▶ _Assignment_
All records below should be repeated exactly, with the pictures left out.

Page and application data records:
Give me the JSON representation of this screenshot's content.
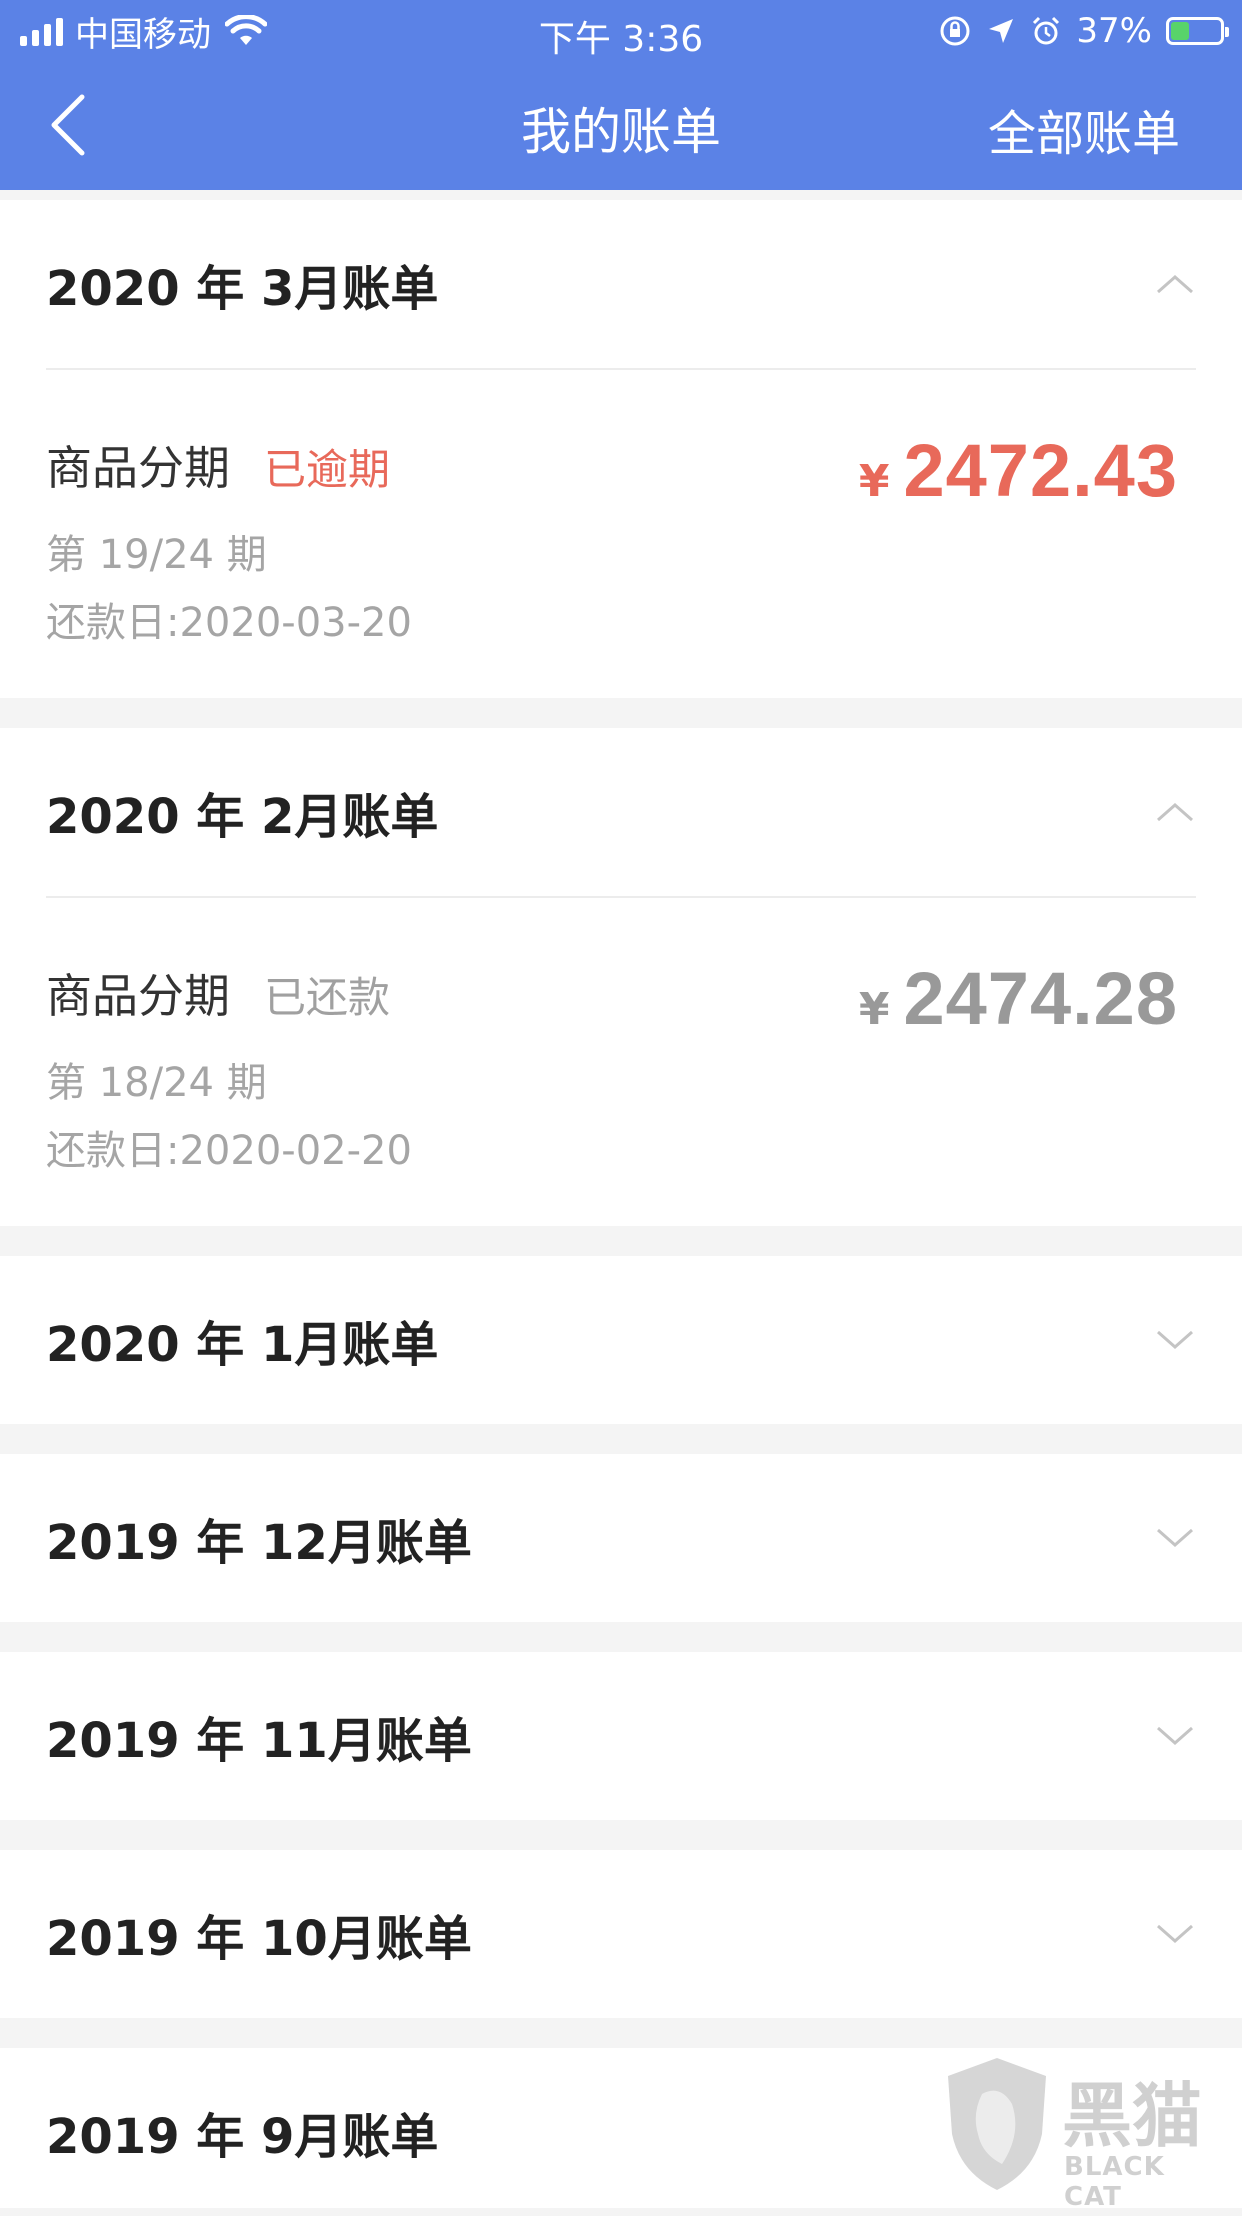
{
  "status_bar": {
    "carrier": "中国移动",
    "time": "下午 3:36",
    "battery": "37%",
    "battery_level": 0.37,
    "icons": [
      "signal-icon",
      "wifi-icon",
      "orientation-lock-icon",
      "location-icon",
      "alarm-icon",
      "battery-icon"
    ]
  },
  "nav": {
    "title": "我的账单",
    "right_label": "全部账单"
  },
  "colors": {
    "header_bg": "#5b82e6",
    "overdue": "#e8695a",
    "paid": "#a0a0a0"
  },
  "bills": [
    {
      "month": "2020 年 3月账单",
      "expanded": true,
      "item": {
        "type": "商品分期",
        "status": "已逾期",
        "period": "第 19/24 期",
        "due_date": "还款日:2020-03-20",
        "currency": "¥",
        "amount": "2472.43"
      }
    },
    {
      "month": "2020 年 2月账单",
      "expanded": true,
      "item": {
        "type": "商品分期",
        "status": "已还款",
        "period": "第 18/24 期",
        "due_date": "还款日:2020-02-20",
        "currency": "¥",
        "amount": "2474.28"
      }
    },
    {
      "month": "2020 年 1月账单",
      "expanded": false
    },
    {
      "month": "2019 年 12月账单",
      "expanded": false
    },
    {
      "month": "2019 年 11月账单",
      "expanded": false
    },
    {
      "month": "2019 年 10月账单",
      "expanded": false
    },
    {
      "month": "2019 年 9月账单",
      "expanded": false
    }
  ],
  "watermark": {
    "text": "黑猫",
    "sub": "BLACK CAT"
  }
}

▶ _Task result_
Give me the JSON representation of this screenshot's content.
{
  "status_bar": {
    "carrier": "中国移动",
    "time": "下午 3:36",
    "battery": "37%",
    "battery_level": 0.37,
    "icons": [
      "signal-icon",
      "wifi-icon",
      "orientation-lock-icon",
      "location-icon",
      "alarm-icon",
      "battery-icon"
    ]
  },
  "nav": {
    "title": "我的账单",
    "right_label": "全部账单"
  },
  "colors": {
    "header_bg": "#5b82e6",
    "overdue": "#e8695a",
    "paid": "#a0a0a0"
  },
  "bills": [
    {
      "month": "2020 年 3月账单",
      "expanded": true,
      "item": {
        "type": "商品分期",
        "status": "已逾期",
        "period": "第 19/24 期",
        "due_date": "还款日:2020-03-20",
        "currency": "¥",
        "amount": "2472.43"
      }
    },
    {
      "month": "2020 年 2月账单",
      "expanded": true,
      "item": {
        "type": "商品分期",
        "status": "已还款",
        "period": "第 18/24 期",
        "due_date": "还款日:2020-02-20",
        "currency": "¥",
        "amount": "2474.28"
      }
    },
    {
      "month": "2020 年 1月账单",
      "expanded": false
    },
    {
      "month": "2019 年 12月账单",
      "expanded": false
    },
    {
      "month": "2019 年 11月账单",
      "expanded": false
    },
    {
      "month": "2019 年 10月账单",
      "expanded": false
    },
    {
      "month": "2019 年 9月账单",
      "expanded": false
    }
  ],
  "watermark": {
    "text": "黑猫",
    "sub": "BLACK CAT"
  }
}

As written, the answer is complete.